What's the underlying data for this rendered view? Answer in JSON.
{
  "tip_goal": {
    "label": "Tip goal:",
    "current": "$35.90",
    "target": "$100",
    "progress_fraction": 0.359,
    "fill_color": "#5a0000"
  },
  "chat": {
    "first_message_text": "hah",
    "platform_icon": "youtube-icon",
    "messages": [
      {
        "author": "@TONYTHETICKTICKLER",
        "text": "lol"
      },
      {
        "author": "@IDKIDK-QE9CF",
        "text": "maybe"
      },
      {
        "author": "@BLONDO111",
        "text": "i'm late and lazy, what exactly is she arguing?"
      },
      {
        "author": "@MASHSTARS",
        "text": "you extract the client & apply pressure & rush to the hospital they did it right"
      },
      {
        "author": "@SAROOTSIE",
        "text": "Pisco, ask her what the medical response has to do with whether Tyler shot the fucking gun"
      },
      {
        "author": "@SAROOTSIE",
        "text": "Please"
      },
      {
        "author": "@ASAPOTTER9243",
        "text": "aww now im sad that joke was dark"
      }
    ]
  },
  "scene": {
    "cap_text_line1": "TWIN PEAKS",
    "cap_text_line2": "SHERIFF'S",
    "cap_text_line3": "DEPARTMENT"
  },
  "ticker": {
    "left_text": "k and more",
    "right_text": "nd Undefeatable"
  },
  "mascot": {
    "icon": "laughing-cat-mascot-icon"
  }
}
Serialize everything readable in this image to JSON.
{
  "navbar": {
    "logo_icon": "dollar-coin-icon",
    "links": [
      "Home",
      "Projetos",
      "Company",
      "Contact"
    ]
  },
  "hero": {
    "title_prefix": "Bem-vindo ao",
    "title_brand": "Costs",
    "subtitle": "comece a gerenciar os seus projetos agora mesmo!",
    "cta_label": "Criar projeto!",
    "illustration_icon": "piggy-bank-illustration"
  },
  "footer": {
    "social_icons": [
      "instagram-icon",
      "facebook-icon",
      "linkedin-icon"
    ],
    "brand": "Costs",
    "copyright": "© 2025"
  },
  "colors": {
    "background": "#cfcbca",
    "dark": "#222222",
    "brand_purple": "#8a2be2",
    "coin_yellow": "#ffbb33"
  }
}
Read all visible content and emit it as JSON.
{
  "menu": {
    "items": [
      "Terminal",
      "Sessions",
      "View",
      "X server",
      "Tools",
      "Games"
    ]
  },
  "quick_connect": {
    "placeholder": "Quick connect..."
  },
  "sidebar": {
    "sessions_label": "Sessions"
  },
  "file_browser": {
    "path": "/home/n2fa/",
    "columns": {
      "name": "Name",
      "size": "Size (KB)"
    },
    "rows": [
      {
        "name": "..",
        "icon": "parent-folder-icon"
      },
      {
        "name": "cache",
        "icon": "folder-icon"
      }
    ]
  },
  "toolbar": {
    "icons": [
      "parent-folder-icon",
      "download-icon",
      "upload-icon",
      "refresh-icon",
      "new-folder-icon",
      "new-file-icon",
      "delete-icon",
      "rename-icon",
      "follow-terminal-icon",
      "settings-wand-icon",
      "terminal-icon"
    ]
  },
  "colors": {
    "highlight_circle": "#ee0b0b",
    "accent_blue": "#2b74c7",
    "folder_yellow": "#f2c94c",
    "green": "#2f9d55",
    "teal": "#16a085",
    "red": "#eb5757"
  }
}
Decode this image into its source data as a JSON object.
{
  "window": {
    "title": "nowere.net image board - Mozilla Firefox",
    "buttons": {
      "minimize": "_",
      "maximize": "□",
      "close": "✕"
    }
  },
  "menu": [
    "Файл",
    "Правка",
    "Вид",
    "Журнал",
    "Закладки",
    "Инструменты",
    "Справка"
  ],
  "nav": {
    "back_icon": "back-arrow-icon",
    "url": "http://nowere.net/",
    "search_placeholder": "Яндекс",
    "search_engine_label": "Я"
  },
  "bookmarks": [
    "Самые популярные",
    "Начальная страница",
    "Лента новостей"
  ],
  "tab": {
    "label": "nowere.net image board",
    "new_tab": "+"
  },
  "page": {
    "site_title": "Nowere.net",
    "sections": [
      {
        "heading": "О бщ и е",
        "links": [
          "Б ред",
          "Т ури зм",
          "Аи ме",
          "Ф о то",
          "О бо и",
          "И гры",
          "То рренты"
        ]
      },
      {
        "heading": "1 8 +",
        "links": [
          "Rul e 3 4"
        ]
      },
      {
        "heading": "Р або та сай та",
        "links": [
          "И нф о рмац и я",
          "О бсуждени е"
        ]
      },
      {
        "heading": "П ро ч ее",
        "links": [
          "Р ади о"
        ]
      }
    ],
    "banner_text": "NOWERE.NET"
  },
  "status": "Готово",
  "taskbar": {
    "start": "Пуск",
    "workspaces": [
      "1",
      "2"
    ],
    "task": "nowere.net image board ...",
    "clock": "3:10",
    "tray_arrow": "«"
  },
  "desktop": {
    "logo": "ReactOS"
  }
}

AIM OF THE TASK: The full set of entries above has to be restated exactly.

YOUR RESPONSE:
What's the underlying data for this rendered view? Answer in JSON.
{
  "tip_goal": {
    "label": "Tip goal:",
    "current": "$35.90",
    "target": "$100",
    "progress_fraction": 0.359,
    "fill_color": "#5a0000"
  },
  "chat": {
    "first_message_text": "hah",
    "platform_icon": "youtube-icon",
    "messages": [
      {
        "author": "@TONYTHETICKTICKLER",
        "text": "lol"
      },
      {
        "author": "@IDKIDK-QE9CF",
        "text": "maybe"
      },
      {
        "author": "@BLONDO111",
        "text": "i'm late and lazy, what exactly is she arguing?"
      },
      {
        "author": "@MASHSTARS",
        "text": "you extract the client & apply pressure & rush to the hospital they did it right"
      },
      {
        "author": "@SAROOTSIE",
        "text": "Pisco, ask her what the medical response has to do with whether Tyler shot the fucking gun"
      },
      {
        "author": "@SAROOTSIE",
        "text": "Please"
      },
      {
        "author": "@ASAPOTTER9243",
        "text": "aww now im sad that joke was dark"
      }
    ]
  },
  "scene": {
    "cap_text_line1": "TWIN PEAKS",
    "cap_text_line2": "SHERIFF'S",
    "cap_text_line3": "DEPARTMENT"
  },
  "ticker": {
    "left_text": "k and more",
    "right_text": "nd Undefeatable"
  },
  "mascot": {
    "icon": "laughing-cat-mascot-icon"
  }
}
Serialize everything readable in this image to JSON.
{
  "navbar": {
    "logo_icon": "dollar-coin-icon",
    "links": [
      "Home",
      "Projetos",
      "Company",
      "Contact"
    ]
  },
  "hero": {
    "title_prefix": "Bem-vindo ao",
    "title_brand": "Costs",
    "subtitle": "comece a gerenciar os seus projetos agora mesmo!",
    "cta_label": "Criar projeto!",
    "illustration_icon": "piggy-bank-illustration"
  },
  "footer": {
    "social_icons": [
      "instagram-icon",
      "facebook-icon",
      "linkedin-icon"
    ],
    "brand": "Costs",
    "copyright": "© 2025"
  },
  "colors": {
    "background": "#cfcbca",
    "dark": "#222222",
    "brand_purple": "#8a2be2",
    "coin_yellow": "#ffbb33"
  }
}
Read all visible content and emit it as JSON.
{
  "menu": {
    "items": [
      "Terminal",
      "Sessions",
      "View",
      "X server",
      "Tools",
      "Games"
    ]
  },
  "quick_connect": {
    "placeholder": "Quick connect..."
  },
  "sidebar": {
    "sessions_label": "Sessions"
  },
  "file_browser": {
    "path": "/home/n2fa/",
    "columns": {
      "name": "Name",
      "size": "Size (KB)"
    },
    "rows": [
      {
        "name": "..",
        "icon": "parent-folder-icon"
      },
      {
        "name": "cache",
        "icon": "folder-icon"
      }
    ]
  },
  "toolbar": {
    "icons": [
      "parent-folder-icon",
      "download-icon",
      "upload-icon",
      "refresh-icon",
      "new-folder-icon",
      "new-file-icon",
      "delete-icon",
      "rename-icon",
      "follow-terminal-icon",
      "settings-wand-icon",
      "terminal-icon"
    ]
  },
  "colors": {
    "highlight_circle": "#ee0b0b",
    "accent_blue": "#2b74c7",
    "folder_yellow": "#f2c94c",
    "green": "#2f9d55",
    "teal": "#16a085",
    "red": "#eb5757"
  }
}
Decode this image into its source data as a JSON object.
{
  "window": {
    "title": "nowere.net image board - Mozilla Firefox",
    "buttons": {
      "minimize": "_",
      "maximize": "□",
      "close": "✕"
    }
  },
  "menu": [
    "Файл",
    "Правка",
    "Вид",
    "Журнал",
    "Закладки",
    "Инструменты",
    "Справка"
  ],
  "nav": {
    "back_icon": "back-arrow-icon",
    "url": "http://nowere.net/",
    "search_placeholder": "Яндекс",
    "search_engine_label": "Я"
  },
  "bookmarks": [
    "Самые популярные",
    "Начальная страница",
    "Лента новостей"
  ],
  "tab": {
    "label": "nowere.net image board",
    "new_tab": "+"
  },
  "page": {
    "site_title": "Nowere.net",
    "sections": [
      {
        "heading": "О бщ и е",
        "links": [
          "Б ред",
          "Т ури зм",
          "Аи ме",
          "Ф о то",
          "О бо и",
          "И гры",
          "То рренты"
        ]
      },
      {
        "heading": "1 8 +",
        "links": [
          "Rul e 3 4"
        ]
      },
      {
        "heading": "Р або та сай та",
        "links": [
          "И нф о рмац и я",
          "О бсуждени е"
        ]
      },
      {
        "heading": "П ро ч ее",
        "links": [
          "Р ади о"
        ]
      }
    ],
    "banner_text": "NOWERE.NET"
  },
  "status": "Готово",
  "taskbar": {
    "start": "Пуск",
    "workspaces": [
      "1",
      "2"
    ],
    "task": "nowere.net image board ...",
    "clock": "3:10",
    "tray_arrow": "«"
  },
  "desktop": {
    "logo": "ReactOS"
  }
}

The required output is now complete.